> **Exercise description**
Among the records that follow, find each line holding the word "zoom" and copy it.
Start of Task input
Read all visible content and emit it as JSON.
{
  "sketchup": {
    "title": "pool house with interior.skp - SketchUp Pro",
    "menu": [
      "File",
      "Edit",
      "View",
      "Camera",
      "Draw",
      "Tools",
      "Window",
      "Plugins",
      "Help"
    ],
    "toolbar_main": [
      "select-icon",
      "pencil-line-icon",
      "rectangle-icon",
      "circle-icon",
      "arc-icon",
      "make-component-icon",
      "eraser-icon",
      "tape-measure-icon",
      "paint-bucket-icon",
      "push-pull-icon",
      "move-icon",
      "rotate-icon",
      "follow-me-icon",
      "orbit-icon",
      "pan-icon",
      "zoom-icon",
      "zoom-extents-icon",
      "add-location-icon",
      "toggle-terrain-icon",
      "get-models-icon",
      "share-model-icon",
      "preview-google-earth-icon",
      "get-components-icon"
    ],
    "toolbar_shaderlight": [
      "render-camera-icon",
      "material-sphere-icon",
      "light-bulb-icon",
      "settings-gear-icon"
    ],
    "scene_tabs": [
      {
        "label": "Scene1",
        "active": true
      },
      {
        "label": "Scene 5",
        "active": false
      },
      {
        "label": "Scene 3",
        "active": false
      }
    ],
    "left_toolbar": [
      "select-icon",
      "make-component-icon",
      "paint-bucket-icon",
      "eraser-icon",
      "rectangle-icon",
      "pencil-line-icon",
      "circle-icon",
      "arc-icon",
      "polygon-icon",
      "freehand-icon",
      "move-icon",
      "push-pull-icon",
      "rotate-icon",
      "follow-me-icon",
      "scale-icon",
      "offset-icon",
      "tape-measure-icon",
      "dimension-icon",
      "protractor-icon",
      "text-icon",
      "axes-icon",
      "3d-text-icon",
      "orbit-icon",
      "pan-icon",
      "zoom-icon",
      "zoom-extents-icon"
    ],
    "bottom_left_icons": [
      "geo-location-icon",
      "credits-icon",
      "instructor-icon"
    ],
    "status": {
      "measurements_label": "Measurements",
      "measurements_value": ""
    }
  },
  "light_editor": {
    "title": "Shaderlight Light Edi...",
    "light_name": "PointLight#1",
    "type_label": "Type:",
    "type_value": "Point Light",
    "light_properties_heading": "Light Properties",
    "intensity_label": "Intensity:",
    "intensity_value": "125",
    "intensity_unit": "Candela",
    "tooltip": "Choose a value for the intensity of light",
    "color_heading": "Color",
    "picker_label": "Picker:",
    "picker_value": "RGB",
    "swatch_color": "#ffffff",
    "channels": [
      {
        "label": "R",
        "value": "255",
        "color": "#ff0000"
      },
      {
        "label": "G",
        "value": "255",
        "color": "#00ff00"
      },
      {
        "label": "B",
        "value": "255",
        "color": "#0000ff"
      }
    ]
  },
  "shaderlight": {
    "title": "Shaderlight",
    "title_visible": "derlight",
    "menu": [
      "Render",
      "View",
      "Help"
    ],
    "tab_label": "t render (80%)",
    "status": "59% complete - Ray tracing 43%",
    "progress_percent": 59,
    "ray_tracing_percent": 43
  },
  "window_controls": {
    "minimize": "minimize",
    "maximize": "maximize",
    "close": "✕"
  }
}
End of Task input
> **Result of the exercise**
      "zoom-icon",
      "zoom-extents-icon",
      "zoom-icon",
      "zoom-extents-icon"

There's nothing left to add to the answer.